Extract all lines that hold "screenshot" from the records below.

(Excerpts from an interface dataset)
━━━━━━━━━━
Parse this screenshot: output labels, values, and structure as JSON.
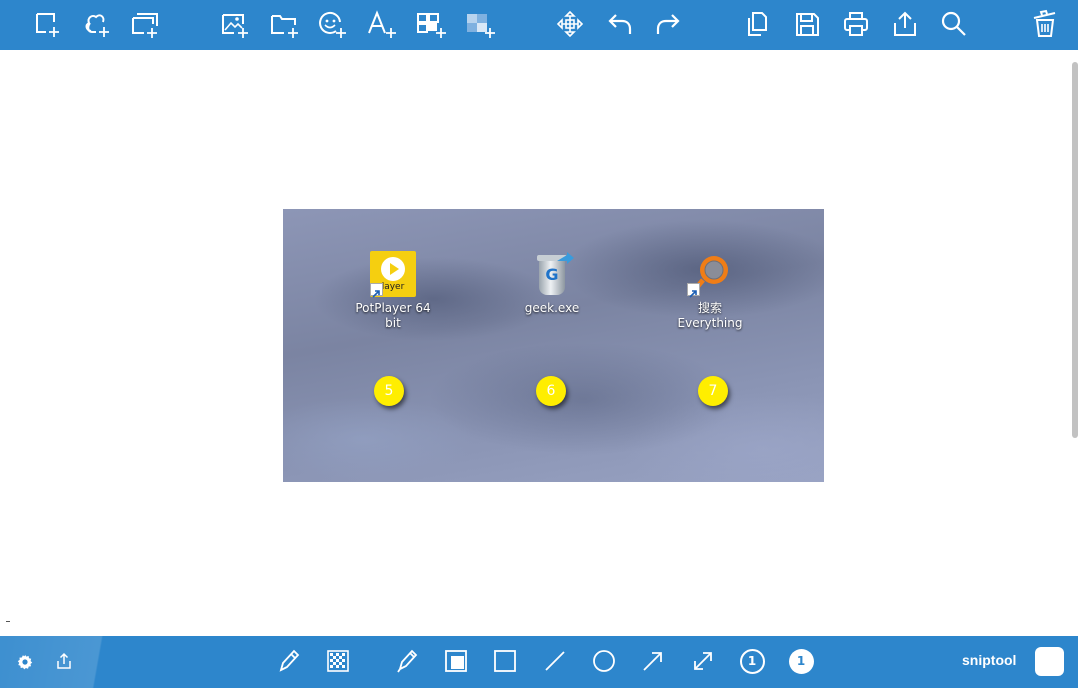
{
  "app": {
    "brand_label": "sniptool"
  },
  "colors": {
    "toolbar": "#2d86cc",
    "marker_fill": "#ffee00",
    "selected_color": "#ffffff"
  },
  "top_toolbar": {
    "items": [
      {
        "id": "rect-capture",
        "icon": "rectangle-add-icon"
      },
      {
        "id": "freeform-capture",
        "icon": "freeform-add-icon"
      },
      {
        "id": "window-capture",
        "icon": "window-add-icon"
      },
      {
        "id": "add-image",
        "icon": "image-add-icon"
      },
      {
        "id": "add-folder",
        "icon": "folder-add-icon"
      },
      {
        "id": "add-emoji",
        "icon": "emoji-add-icon"
      },
      {
        "id": "add-text",
        "icon": "text-add-icon"
      },
      {
        "id": "add-grid",
        "icon": "grid-add-icon"
      },
      {
        "id": "add-mosaic",
        "icon": "mosaic-add-icon"
      },
      {
        "id": "move",
        "icon": "move-icon"
      },
      {
        "id": "undo",
        "icon": "undo-icon"
      },
      {
        "id": "redo",
        "icon": "redo-icon"
      },
      {
        "id": "copy",
        "icon": "copy-icon"
      },
      {
        "id": "save",
        "icon": "save-icon"
      },
      {
        "id": "print",
        "icon": "print-icon"
      },
      {
        "id": "share",
        "icon": "share-icon"
      },
      {
        "id": "zoom",
        "icon": "search-icon"
      },
      {
        "id": "delete",
        "icon": "trash-icon"
      }
    ]
  },
  "bottom_toolbar": {
    "items": [
      {
        "id": "settings",
        "icon": "gear-icon"
      },
      {
        "id": "export",
        "icon": "share-icon"
      },
      {
        "id": "pencil",
        "icon": "pencil-icon"
      },
      {
        "id": "mosaic-brush",
        "icon": "mosaic-brush-icon"
      },
      {
        "id": "marker-pen",
        "icon": "marker-pen-icon"
      },
      {
        "id": "filled-rectangle",
        "icon": "filled-rectangle-icon"
      },
      {
        "id": "rectangle",
        "icon": "rectangle-icon"
      },
      {
        "id": "line",
        "icon": "line-icon"
      },
      {
        "id": "ellipse",
        "icon": "ellipse-icon"
      },
      {
        "id": "arrow",
        "icon": "arrow-icon"
      },
      {
        "id": "double-arrow",
        "icon": "double-arrow-icon"
      },
      {
        "id": "step-outline",
        "icon": "numbered-step-outline-icon",
        "label": "1"
      },
      {
        "id": "step-filled",
        "icon": "numbered-step-filled-icon",
        "label": "1"
      }
    ]
  },
  "screenshot": {
    "desktop_icons": [
      {
        "label": "PotPlayer 64 bit",
        "icon": "potplayer-icon",
        "icon_text": "layer",
        "shortcut": true
      },
      {
        "label": "geek.exe",
        "icon": "geek-uninstaller-icon",
        "icon_text": "G",
        "shortcut": false
      },
      {
        "label": "搜索 Everything",
        "icon": "everything-search-icon",
        "shortcut": true
      }
    ],
    "step_markers": [
      "5",
      "6",
      "7"
    ]
  }
}
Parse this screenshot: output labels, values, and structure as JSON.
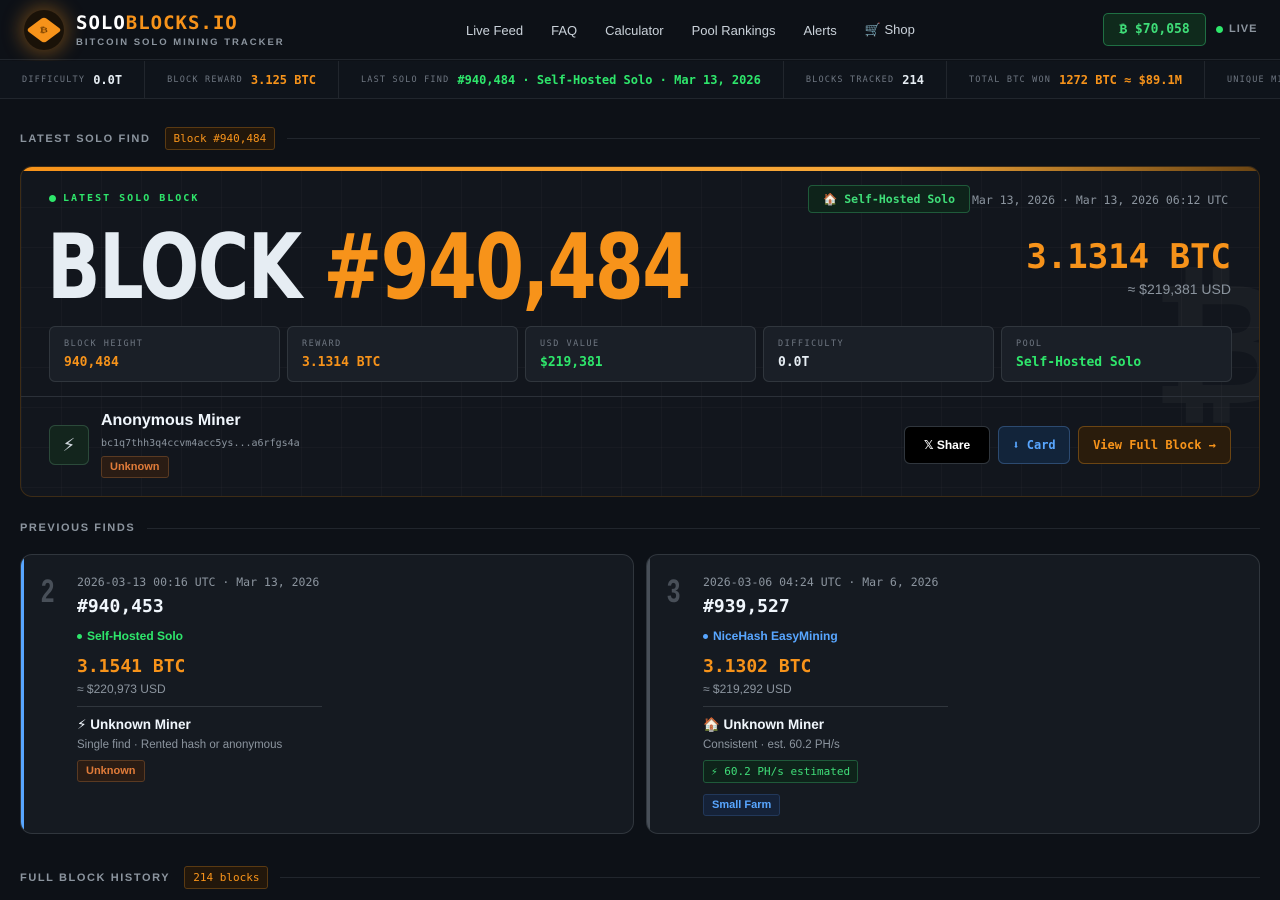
{
  "header": {
    "logo_solo": "SOLO",
    "logo_blocks": "BLOCKS.IO",
    "logo_subtitle": "BITCOIN SOLO MINING TRACKER",
    "logo_glyph": "₿",
    "nav": [
      "Live Feed",
      "FAQ",
      "Calculator",
      "Pool Rankings",
      "Alerts",
      "🛒 Shop"
    ],
    "price": "₿ $70,058",
    "live_label": "LIVE"
  },
  "ticker": [
    {
      "key": "DIFFICULTY",
      "value": "0.0T",
      "color": "#e6edf3"
    },
    {
      "key": "BLOCK REWARD",
      "value": "3.125 BTC",
      "color": "#f7931a"
    },
    {
      "key": "LAST SOLO FIND",
      "value": "#940,484 · Self-Hosted Solo · Mar 13, 2026",
      "color": "#2ee66b"
    },
    {
      "key": "BLOCKS TRACKED",
      "value": "214",
      "color": "#e6edf3"
    },
    {
      "key": "TOTAL BTC WON",
      "value": "1272 BTC ≈ $89.1M",
      "color": "#f7931a"
    },
    {
      "key": "UNIQUE MINERS",
      "value": "",
      "color": "#e6edf3"
    }
  ],
  "latest": {
    "section_title": "LATEST SOLO FIND",
    "section_tag": "Block #940,484",
    "label": "LATEST SOLO BLOCK",
    "pool_badge": "🏠 Self-Hosted Solo",
    "date": "Mar 13, 2026 · Mar 13, 2026 06:12 UTC",
    "block_word": "BLOCK",
    "block_number": "#940,484",
    "btc": "3.1314 BTC",
    "usd": "≈ $219,381 USD",
    "ghost_glyph": "₿",
    "stats": [
      {
        "key": "BLOCK HEIGHT",
        "value": "940,484",
        "color": "#f7931a"
      },
      {
        "key": "REWARD",
        "value": "3.1314 BTC",
        "color": "#f7931a"
      },
      {
        "key": "USD VALUE",
        "value": "$219,381",
        "color": "#2ee66b"
      },
      {
        "key": "DIFFICULTY",
        "value": "0.0T",
        "color": "#e6edf3"
      },
      {
        "key": "POOL",
        "value": "Self-Hosted Solo",
        "color": "#2ee66b"
      }
    ],
    "miner_icon": "⚡",
    "miner_name": "Anonymous Miner",
    "miner_address": "bc1q7thh3q4ccvm4acc5ys...a6rfgs4a",
    "miner_tag": "Unknown",
    "btn_share": "𝕏 Share",
    "btn_card": "⬇ Card",
    "btn_view": "View Full Block →"
  },
  "previous": {
    "section_title": "PREVIOUS FINDS",
    "cards": [
      {
        "rank": "2",
        "accent": "#58a6ff",
        "date": "2026-03-13 00:16 UTC · Mar 13, 2026",
        "number": "#940,453",
        "pool": "Self-Hosted Solo",
        "pool_color": "#2ee66b",
        "btc": "3.1541 BTC",
        "usd": "≈ $220,973 USD",
        "miner": "⚡ Unknown Miner",
        "desc": "Single find · Rented hash or anonymous",
        "hashrate": "",
        "tags": [
          "Unknown"
        ],
        "tag_types": [
          "unk"
        ]
      },
      {
        "rank": "3",
        "accent": "#484f58",
        "date": "2026-03-06 04:24 UTC · Mar 6, 2026",
        "number": "#939,527",
        "pool": "NiceHash EasyMining",
        "pool_color": "#58a6ff",
        "btc": "3.1302 BTC",
        "usd": "≈ $219,292 USD",
        "miner": "🏠 Unknown Miner",
        "desc": "Consistent · est. 60.2 PH/s",
        "hashrate": "⚡ 60.2 PH/s estimated",
        "tags": [
          "Small Farm"
        ],
        "tag_types": [
          "farm"
        ]
      }
    ]
  },
  "history": {
    "section_title": "FULL BLOCK HISTORY",
    "section_tag": "214 blocks"
  }
}
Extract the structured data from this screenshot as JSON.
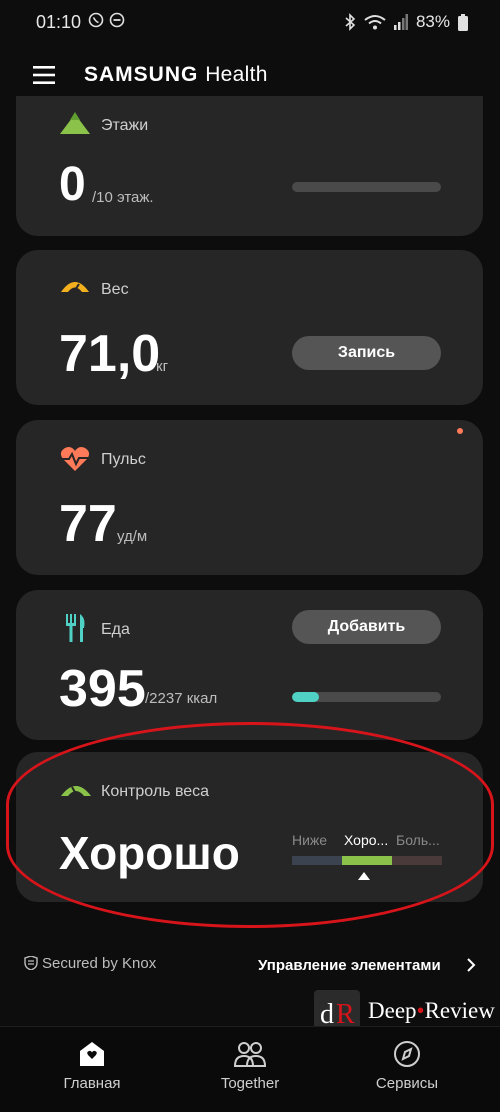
{
  "status_bar": {
    "time": "01:10",
    "battery": "83%"
  },
  "header": {
    "title_part1": "SAMSUNG",
    "title_part2": "Health"
  },
  "cards": {
    "floors": {
      "label": "Этажи",
      "value": "0",
      "unit": "/10 этаж.",
      "progress": 0
    },
    "weight": {
      "label": "Вес",
      "value": "71,0",
      "unit": "кг",
      "button": "Запись"
    },
    "pulse": {
      "label": "Пульс",
      "value": "77",
      "unit": "уд/м"
    },
    "food": {
      "label": "Еда",
      "value": "395",
      "unit": "/2237 ккал",
      "button": "Добавить",
      "progress": 0.18
    },
    "weight_control": {
      "label": "Контроль веса",
      "value": "Хорошо",
      "scale": [
        "Ниже",
        "Хоро...",
        "Боль..."
      ]
    }
  },
  "footer": {
    "secured": "Secured by Knox",
    "manage": "Управление элементами"
  },
  "watermark": {
    "text_deep": "Deep",
    "text_review": "Review"
  },
  "nav": {
    "home": "Главная",
    "together": "Together",
    "services": "Сервисы"
  },
  "colors": {
    "accent_green": "#8bc34a",
    "floor_progress": "#4a4a4a",
    "food_progress": "#4fd1c5",
    "heart": "#ff7a59",
    "weight_icon": "#f2b01e",
    "notify_dot": "#ff7a59",
    "ring": "#d8141b"
  }
}
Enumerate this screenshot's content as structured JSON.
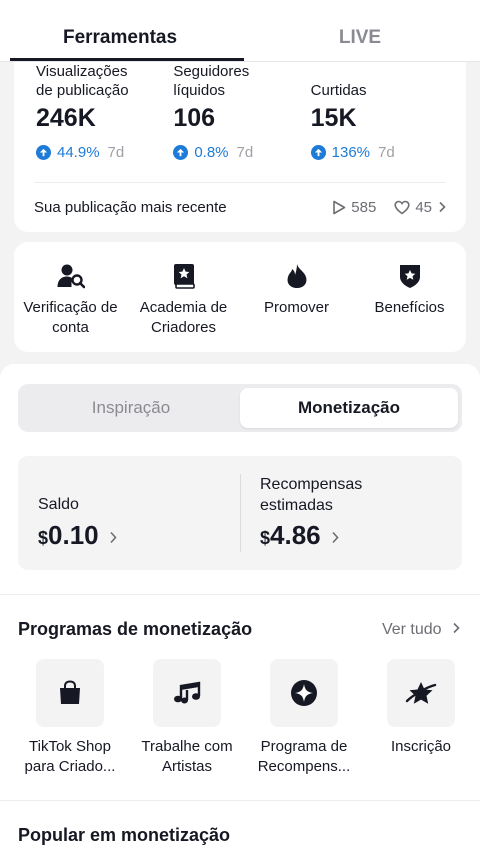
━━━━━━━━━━
- _ANSWER TO THIS EXERCISE_:
Parse this screenshot: output labels, values, and structure as JSON.
  "screenshot": {
Parse this screenshot: output labels, values, and structure as JSON.
Extract the structured data from this screenshot as JSON.
Enumerate this screenshot's content as structured JSON.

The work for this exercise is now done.